Reduce drafts

Seal in the savings

Gaps and cracks around windows and doors allow cold air to sneak into your home during the winter, causing your heating system to work harder. In the summer, these drafts bring hot air in, making your home less comfortable, which may lead you to turn on the air conditioner or fan to keep cool.

Sealing up your doors and windows is one of the most cost-effective steps you can take to improve your home's efficiency and keep these drafts at bay.

Here are four simple projects that can help draftproof your home: 

Apply foam weatherstripping

Materials and supplies

  • Foam weatherstripping
  • Measuring tape

Skill level

Intermediate

Time required

1 hour

Foam weatherstripping creates a barrier against drafts around doors and windows. It's applied to the part of the frame that touches the exterior side of your door or window.  

  1. Begin by measuring the edges of your door or window, and cut the foam weatherstripping to the desired length.
  2. Peel away the paper backing and press the weatherstripping in place. If you're standing inside your home, the non-sticky side of the tape should be directly facing you.

Install v-seal weatherstripping

Materials and supplies

  • V-seal weatherstripping
  • Measuring tape

Skill level

Intermediate

Time required

1 hour

This type of weatherstripping is perfect for stopping drafts from sneaking in around doors and windows. It's flexible and compressible, so it won't get in the way if it's properly installed. You'll be applying the strip to the inside of the frame, facing the outside edges of the window or door.

  1. Start by measuring the lengths of the window or door before you cut the v-seal.
  2. Fold the v-seal in a line down the middle, creating a v-shape with the adhesive side on the outside.
  3. Peel off the protective backing as you apply the strip, then press into place.
  4. Close the door or window to check that the strip compresses slightly for a snug fit.

Apply window insulator film

Materials and supplies

  • Window cleaning supplies
  • Double-sided tape
  • Measuring tape
  • Window insulator film
  • Hair dryer
  • Scissors

Skill level

Intermediate

Time required

1 hour

Much like a second pane of glass, plastic insulator film creates an insulating air space against your windows to help prevent heat loss.

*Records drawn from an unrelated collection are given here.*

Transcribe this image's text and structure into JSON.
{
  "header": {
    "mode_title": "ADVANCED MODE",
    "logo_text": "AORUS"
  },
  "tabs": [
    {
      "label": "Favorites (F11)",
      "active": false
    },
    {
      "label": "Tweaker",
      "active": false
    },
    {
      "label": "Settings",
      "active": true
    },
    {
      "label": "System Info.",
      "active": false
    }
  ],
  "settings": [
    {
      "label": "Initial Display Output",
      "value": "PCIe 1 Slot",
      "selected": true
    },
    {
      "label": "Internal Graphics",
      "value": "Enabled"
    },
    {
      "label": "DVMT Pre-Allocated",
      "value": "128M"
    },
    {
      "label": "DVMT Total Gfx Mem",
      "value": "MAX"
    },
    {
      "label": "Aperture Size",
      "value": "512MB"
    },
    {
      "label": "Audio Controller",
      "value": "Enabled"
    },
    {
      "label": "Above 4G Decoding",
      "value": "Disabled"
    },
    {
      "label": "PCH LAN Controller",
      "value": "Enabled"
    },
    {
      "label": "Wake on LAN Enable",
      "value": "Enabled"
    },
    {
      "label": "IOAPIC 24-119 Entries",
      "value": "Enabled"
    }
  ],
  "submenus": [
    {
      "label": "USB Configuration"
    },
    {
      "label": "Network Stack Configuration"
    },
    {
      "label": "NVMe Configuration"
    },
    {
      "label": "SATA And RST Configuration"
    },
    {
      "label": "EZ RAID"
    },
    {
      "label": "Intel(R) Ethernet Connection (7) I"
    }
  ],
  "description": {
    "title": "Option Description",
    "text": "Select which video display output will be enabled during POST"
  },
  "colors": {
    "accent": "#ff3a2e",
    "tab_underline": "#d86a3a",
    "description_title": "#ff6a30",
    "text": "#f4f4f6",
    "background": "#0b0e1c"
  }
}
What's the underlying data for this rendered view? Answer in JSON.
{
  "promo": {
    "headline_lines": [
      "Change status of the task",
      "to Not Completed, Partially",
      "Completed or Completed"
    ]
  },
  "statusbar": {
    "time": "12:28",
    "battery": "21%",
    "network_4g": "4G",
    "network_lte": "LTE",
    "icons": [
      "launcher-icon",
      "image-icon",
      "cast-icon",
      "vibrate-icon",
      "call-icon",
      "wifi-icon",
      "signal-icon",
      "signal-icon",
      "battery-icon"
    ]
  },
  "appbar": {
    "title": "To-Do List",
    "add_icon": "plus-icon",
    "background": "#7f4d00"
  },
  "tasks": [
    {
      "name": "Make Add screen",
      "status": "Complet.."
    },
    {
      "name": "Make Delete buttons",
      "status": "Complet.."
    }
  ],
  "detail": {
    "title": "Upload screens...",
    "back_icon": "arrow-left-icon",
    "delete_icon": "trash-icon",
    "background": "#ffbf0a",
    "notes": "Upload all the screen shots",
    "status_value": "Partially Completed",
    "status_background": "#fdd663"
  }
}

  1. Start by cleaning the window and the frame.
  2. Apply double-sided tape all around the clean and dry window frame.
  3. Measure the height and width of the window frame allowing for a few extra inches of overlap on every side.
  4. Cut the plastic film to size.
  5. Remove the paper backing from the strip of tape on the top of the window frame.
  6. Pull the film across the top of the frame, just enough to straighten it out without stretching it and press the film onto the tape.
  7. With a hair dryer on the hot setting, slowly make your way back and forth across the plastic without getting too close or staying in one spot for too long. The film will begin to shrink and tighten, leaving you with a clear and relatively wrinkle-free surface.
  8. Repeat steps five to seven for the bottom and two sides of the frame.
  9. Carefully trim the excess film from around the edges of the frame.

Use outlet and switch insulator pads

Materials and supplies

  • Screwdriver
  • Foam outlet sealer
  • Foam light switch sealer

Skill level

Intermediate

Time required

1 hour

These pre-cut foam pads help to stop cold air from seeping through outlets and light switches – especially ones on the exterior walls of your home.

  1. Turn off the electricity at the circuit breaker before you start.
  2. Remove the cover plate from your outlet or switch with a screwdriver that matches the plate screws.
  3. Choose a foam pad with pre-cut holes that match the job.
  4. Remove the extra material from the holes, then place the pad over the outlet or switch.
  5. Put the cover plate over the foam pad and re-attach it to the wall with your screwdriver.
  6. Insert safety caps on any unused outlets.